U.S. Treasury expanded order targeting money laundering through all-cash real estate purchases on Wednesday.
A economy needs positive interest rates in order to function normally, Janus Capital's Bill Gross says.
This is a comparison of today's FOMC statement with the one issued after the Fed's previous policy-making meeting on June 15.
The Federal Reserve opted Wednesday not to raise interest rates, despite painting a rosier economic picture than it did just a month ago.
Euro Pacific Capital CEO Peter Schiff explains why the Fed will backpedal when it comes to future interest rate hikes.
On a historic night, the Democratic convention had two missions.
Sam Waksal's Kadmon Holdings shares opened at $11.55 in their Wednesday debut, below the initial public offering price of $12 per share.
Weak demand for machinery and a range of other goods suggested business spending will remain subdued for a while.
Analog Devices will acquire Linear Technology in a cash and stock transaction that values the combined enterprise at roughly $30 billion.
Economic optimism may not be on particularly solid ground, with the U.S. likely still trudging along despite positive surprises.
Nigeria's central bank ramped up its benchmark interest rate by a bigger than expected 200 basis points to 14 percent on Tuesday.
Consumers were feeling a bit more optimistic than expected in July, as a key economic indicator held gains from June.
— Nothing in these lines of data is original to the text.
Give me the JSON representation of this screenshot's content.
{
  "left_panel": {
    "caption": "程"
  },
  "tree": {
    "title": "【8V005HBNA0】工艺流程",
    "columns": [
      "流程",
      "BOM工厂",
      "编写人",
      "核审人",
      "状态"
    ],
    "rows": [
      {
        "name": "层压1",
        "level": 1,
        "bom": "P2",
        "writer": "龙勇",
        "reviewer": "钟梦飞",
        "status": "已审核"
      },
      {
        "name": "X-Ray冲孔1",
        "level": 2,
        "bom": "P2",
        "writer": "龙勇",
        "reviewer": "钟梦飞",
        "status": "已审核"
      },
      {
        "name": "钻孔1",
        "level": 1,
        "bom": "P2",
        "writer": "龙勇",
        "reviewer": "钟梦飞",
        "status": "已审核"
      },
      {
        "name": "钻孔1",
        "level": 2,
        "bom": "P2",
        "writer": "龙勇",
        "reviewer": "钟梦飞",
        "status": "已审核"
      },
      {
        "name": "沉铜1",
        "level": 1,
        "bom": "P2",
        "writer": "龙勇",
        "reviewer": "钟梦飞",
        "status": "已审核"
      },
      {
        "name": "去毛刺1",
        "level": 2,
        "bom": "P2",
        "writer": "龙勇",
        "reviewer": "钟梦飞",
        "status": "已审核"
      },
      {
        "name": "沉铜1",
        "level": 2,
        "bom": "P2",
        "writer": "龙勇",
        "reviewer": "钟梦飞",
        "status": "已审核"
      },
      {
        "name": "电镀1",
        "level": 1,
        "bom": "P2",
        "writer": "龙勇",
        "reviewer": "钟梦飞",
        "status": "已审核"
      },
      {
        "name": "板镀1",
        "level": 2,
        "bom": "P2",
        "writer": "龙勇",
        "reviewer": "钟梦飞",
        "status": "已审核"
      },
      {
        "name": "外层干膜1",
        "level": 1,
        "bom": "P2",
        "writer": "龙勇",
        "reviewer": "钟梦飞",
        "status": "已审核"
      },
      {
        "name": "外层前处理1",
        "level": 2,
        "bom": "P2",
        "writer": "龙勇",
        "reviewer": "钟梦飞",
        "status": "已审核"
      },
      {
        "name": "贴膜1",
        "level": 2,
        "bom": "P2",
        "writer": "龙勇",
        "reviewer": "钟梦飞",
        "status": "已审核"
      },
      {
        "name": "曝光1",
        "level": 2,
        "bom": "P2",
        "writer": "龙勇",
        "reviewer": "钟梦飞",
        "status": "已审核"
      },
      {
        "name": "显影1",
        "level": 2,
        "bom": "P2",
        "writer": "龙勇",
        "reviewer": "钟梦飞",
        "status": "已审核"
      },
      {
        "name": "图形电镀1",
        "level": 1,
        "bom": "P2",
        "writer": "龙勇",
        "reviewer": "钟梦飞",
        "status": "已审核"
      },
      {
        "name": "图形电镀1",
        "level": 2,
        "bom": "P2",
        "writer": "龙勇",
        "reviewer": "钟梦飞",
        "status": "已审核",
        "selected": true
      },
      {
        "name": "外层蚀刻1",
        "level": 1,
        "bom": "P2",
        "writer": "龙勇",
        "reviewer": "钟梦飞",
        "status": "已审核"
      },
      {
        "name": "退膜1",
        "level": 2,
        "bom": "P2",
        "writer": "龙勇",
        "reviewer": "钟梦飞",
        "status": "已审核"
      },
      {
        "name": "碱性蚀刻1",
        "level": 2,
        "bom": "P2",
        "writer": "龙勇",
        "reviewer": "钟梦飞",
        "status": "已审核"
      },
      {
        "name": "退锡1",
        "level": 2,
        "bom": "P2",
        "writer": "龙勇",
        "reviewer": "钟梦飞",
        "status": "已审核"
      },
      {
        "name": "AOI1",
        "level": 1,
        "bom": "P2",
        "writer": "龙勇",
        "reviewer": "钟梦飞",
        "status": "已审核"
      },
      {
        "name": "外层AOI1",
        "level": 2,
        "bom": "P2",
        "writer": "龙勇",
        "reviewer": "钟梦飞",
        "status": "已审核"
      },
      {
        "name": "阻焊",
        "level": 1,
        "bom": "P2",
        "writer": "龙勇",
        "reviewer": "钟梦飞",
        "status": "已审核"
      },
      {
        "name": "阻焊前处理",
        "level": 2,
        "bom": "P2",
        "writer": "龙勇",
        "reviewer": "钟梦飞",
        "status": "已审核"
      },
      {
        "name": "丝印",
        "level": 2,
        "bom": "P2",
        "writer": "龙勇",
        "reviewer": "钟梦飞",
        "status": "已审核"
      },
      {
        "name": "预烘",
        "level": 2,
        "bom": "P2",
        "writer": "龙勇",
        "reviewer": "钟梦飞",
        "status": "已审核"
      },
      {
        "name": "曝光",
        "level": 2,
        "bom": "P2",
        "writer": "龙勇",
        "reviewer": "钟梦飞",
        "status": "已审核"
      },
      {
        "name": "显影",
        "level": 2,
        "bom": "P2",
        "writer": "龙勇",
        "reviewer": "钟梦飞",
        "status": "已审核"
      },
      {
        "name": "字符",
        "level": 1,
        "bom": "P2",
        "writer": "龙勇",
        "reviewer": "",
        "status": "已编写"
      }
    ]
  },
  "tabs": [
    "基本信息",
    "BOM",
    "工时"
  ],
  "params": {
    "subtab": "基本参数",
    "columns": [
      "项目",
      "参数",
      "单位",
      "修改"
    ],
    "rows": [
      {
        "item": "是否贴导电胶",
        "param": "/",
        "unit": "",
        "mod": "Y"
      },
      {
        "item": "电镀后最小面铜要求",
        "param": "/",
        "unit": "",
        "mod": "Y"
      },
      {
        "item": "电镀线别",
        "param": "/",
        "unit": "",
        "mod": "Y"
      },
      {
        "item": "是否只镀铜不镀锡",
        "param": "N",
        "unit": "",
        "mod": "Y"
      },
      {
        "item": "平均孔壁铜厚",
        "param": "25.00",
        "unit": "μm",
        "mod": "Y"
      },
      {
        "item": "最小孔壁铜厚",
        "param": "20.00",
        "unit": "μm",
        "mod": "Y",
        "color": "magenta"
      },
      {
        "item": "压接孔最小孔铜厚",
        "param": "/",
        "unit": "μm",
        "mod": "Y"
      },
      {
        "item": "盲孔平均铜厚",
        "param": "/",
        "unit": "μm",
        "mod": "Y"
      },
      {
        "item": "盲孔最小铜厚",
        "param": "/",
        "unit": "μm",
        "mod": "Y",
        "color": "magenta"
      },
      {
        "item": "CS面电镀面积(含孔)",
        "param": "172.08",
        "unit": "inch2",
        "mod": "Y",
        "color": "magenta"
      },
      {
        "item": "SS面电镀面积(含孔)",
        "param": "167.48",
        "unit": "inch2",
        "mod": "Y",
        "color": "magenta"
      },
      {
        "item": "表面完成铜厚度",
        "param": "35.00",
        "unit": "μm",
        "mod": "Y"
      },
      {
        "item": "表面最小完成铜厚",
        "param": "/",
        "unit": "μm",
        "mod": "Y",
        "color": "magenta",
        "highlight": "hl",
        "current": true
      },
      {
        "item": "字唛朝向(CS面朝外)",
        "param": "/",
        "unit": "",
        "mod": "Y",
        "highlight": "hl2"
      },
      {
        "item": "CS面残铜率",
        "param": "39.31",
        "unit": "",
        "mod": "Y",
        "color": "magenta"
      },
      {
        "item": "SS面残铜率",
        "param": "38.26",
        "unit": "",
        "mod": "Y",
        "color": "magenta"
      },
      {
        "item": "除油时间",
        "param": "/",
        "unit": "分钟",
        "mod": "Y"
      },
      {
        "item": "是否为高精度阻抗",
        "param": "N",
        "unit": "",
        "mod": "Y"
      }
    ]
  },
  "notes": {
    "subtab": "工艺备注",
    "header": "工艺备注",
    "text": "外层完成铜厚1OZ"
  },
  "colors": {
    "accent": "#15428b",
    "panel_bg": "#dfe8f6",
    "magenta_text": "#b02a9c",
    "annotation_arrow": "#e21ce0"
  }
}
New U.S. single-family home sales rose more than expected in June, the latest sign that the housing market was gathering momentum.
Britain is at risk of heading into a recession unless something is done to soften its exit from the EU, Chase's Anthony Chan says.
The Democratic National Committee offered a "deep and sincere apology to Senator Sanders. ...for the inexcusable remarks made over email."
The market has become more prone to take a "we'll believe it when we see it" attitude toward any moves in interest rates.
A review conducted by Fiat Chrysler from mid-2015 found U.S. sales figures were inflated by 5,000 to 6,000 vehicles, the Automotive News reported.
The Democratic platform laid out some of the party's main talking points, but also included one that may seem bizarre to some.
Get the best of CNBC in your inbox